This time around, the entire city was filled with hoardings welcoming the World League. At the stadium the crowds swelled and yelled, even when India were not playing. Up to 9,000 people were in attendance, in mostly cool weather.
On 8 December, even in pouring rain, 7,000 spectators turned up. They cheered every team, and embraced the home team as only a child can embrace its mother. The applause for the defeated German team in the bronze medal game against India was noteworthy.
This surprisingly knowledgeable crowd understood hockey’s nuances. But people with no knowledge of hockey also attended. I heard many comments on the play from those next to me, not so well informed, but involved regardless.
The main point was the fun of it all. It was a day’s family outing, just the way it is in Europe. There were eateries, Boyanika sari stalls, and other merchandise. This had not been the case at the National Stadium in Delhi, where I have seen many world-level hockey tournaments.

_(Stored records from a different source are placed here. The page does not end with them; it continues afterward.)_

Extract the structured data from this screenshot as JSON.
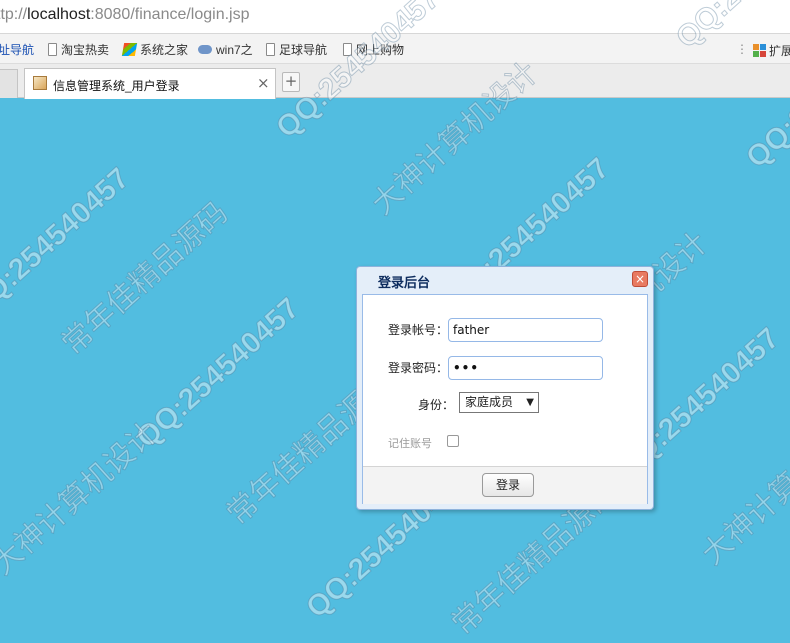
{
  "browser": {
    "url_prefix": "ttp://",
    "url_host": "localhost",
    "url_rest": ":8080/finance/login.jsp",
    "bookmarks": [
      {
        "label": "址导航",
        "icon": "none"
      },
      {
        "label": "淘宝热卖",
        "icon": "page-icon"
      },
      {
        "label": "系统之家",
        "icon": "windows-icon"
      },
      {
        "label": "win7之",
        "icon": "cloud-icon"
      },
      {
        "label": "足球导航",
        "icon": "page-icon"
      },
      {
        "label": "网上购物",
        "icon": "page-icon"
      }
    ],
    "extensions_label": "扩展",
    "tab_title": "信息管理系统_用户登录"
  },
  "watermarks": {
    "qq": "QQ:254540457",
    "brand_a": "大神计算机设计",
    "brand_b": "常年佳精品源码"
  },
  "login": {
    "title": "登录后台",
    "account_label": "登录帐号：",
    "account_value": "father",
    "password_label": "登录密码：",
    "password_value": "•••",
    "role_label": "身份：",
    "role_selected": "家庭成员",
    "remember_label": "记住账号",
    "remember_checked": false,
    "submit_label": "登录"
  },
  "colors": {
    "page_background": "#52bde0",
    "dialog_border": "#8fb3dc",
    "title_color": "#0e2d5f",
    "close_button": "#e87a61"
  }
}
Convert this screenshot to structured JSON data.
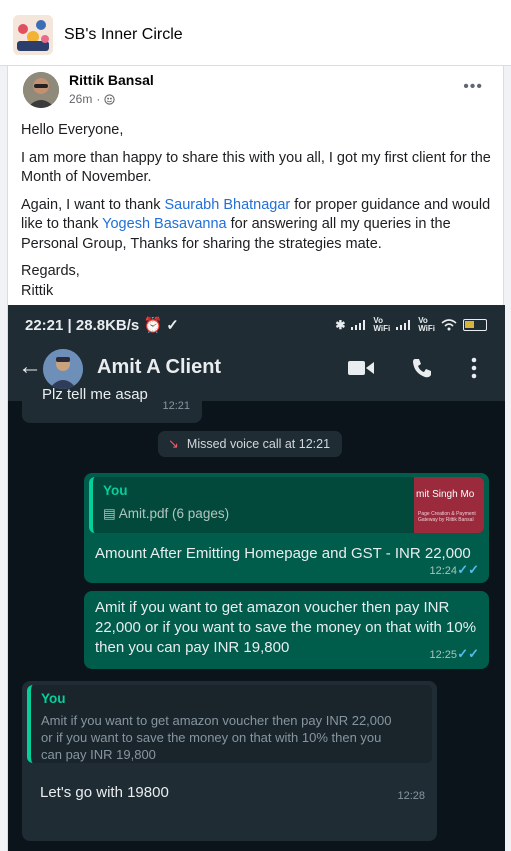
{
  "group": {
    "name": "SB's Inner Circle"
  },
  "post": {
    "author": "Rittik Bansal",
    "time": "26m",
    "more_label": "•••",
    "greeting": "Hello Everyone,",
    "para1": "I am more than happy to share this with you all, I got my first client for the Month of November.",
    "para2_pre": "Again, I want to thank ",
    "mention1": "Saurabh Bhatnagar",
    "para2_mid": " for proper guidance and would like to thank ",
    "mention2": "Yogesh Basavanna",
    "para2_post": " for answering all my queries in the Personal Group, Thanks for sharing the strategies mate.",
    "regards": "Regards,",
    "signoff": "Rittik"
  },
  "phone": {
    "status_time": "22:21 | 28.8KB/s",
    "status_icons": "✱ .❙❙ Vo WiFi .❙❙ Vo WiFi",
    "battery": "54",
    "contact_name": "Amit A Client",
    "partial_msg": "Plz tell me asap",
    "partial_time": "12:21",
    "missed_call": "Missed voice call at 12:21",
    "msg1": {
      "quote_who": "You",
      "quote_doc": "Amit.pdf (6 pages)",
      "thumb_title": "mit Singh Mo",
      "thumb_sub": "Page Creation & Payment Gateway by Rittik Bansal",
      "text": "Amount After Emitting Homepage and GST - INR 22,000",
      "time": "12:24"
    },
    "msg2": {
      "text": "Amit if you want to get amazon voucher then pay INR 22,000 or if you want to save the money on that with 10% then you can pay INR 19,800",
      "time": "12:25"
    },
    "msg3": {
      "quote_who": "You",
      "quote_text": "Amit if you want to get amazon voucher then pay INR 22,000 or if you want to save the money on that with 10% then you can pay INR 19,800",
      "text": "Let's go with 19800",
      "time": "12:28"
    },
    "colors": {
      "tick": "#53bdeb",
      "outgoing": "#005c4b",
      "incoming": "#1f2c34",
      "accent": "#06cf9c"
    }
  }
}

Bhubaneswar has piled the evidence to its claim to being one of India’s fast-growing sports hubs. South Korea came with their coach and team for practice games. Malaysian coach Stephen Van Huizen, who also attended, told me: “Bhubanewar has fantastic crowds and atmosphere.”
Subbaiah voiced praise: “Odisha has a very sports-conscious chief minister who knows the pulse of the people. The stadium gets upgraded in a timely manner for each tournament. Odisha is at the forefront of hockey. When teams need infrastructure facilities, it is given any time.”
The governance too was good: “I was the manager of Kalinga Lancers. We got whatever we asked for. The chairman and managing director of Odisha Tourism Development Corporation helped us. There is lesser interference in technical matters,” Subbaiah asserted.
Jason McCracken, chief executive officer of the FIH, who measures his language with customised rigour, told me: “India are outstanding hosts. As a referee, I’ve been here many times. This is the best reception I’ve seen anywhere in India. The crowd is very knowledgeable. This was the best opening ceremony ever in hockey anywhere. The World Cup promises to be even bigger.”
Bhubaneswar will be happy with such ringing endorsements. With a track record of hosting the Asian Athletics Championships 2017 in 90 days, the city deserves the accolades. Hockey India’s decision to take the sport to its catchment areas has been spot on.
Jitendra Nath Misra is a former ambassador to Portugal and Laos, and vice president of Jawaharlal Nehru Hockey Tournament Society
Firstpost.com charts the the Indian men's hockey team's fortunes over the last two years heading into Tokyo 2020 Olympics.
Tokyo Olympics 2020: Indian women's hockey team has become mentally tougher under Sjoerd Marijne, says ex-coach Neil Hawgood
Hawgood, who was in charge of the Indian women's team in two separate stints between 2012 and 2016, acknowledges the growth of Rani Rampal and Co under Marijne.
The 'FIH Hockey5s Lausanne 2021' event was initially planned to be held in September this year but now has been deferred to next year.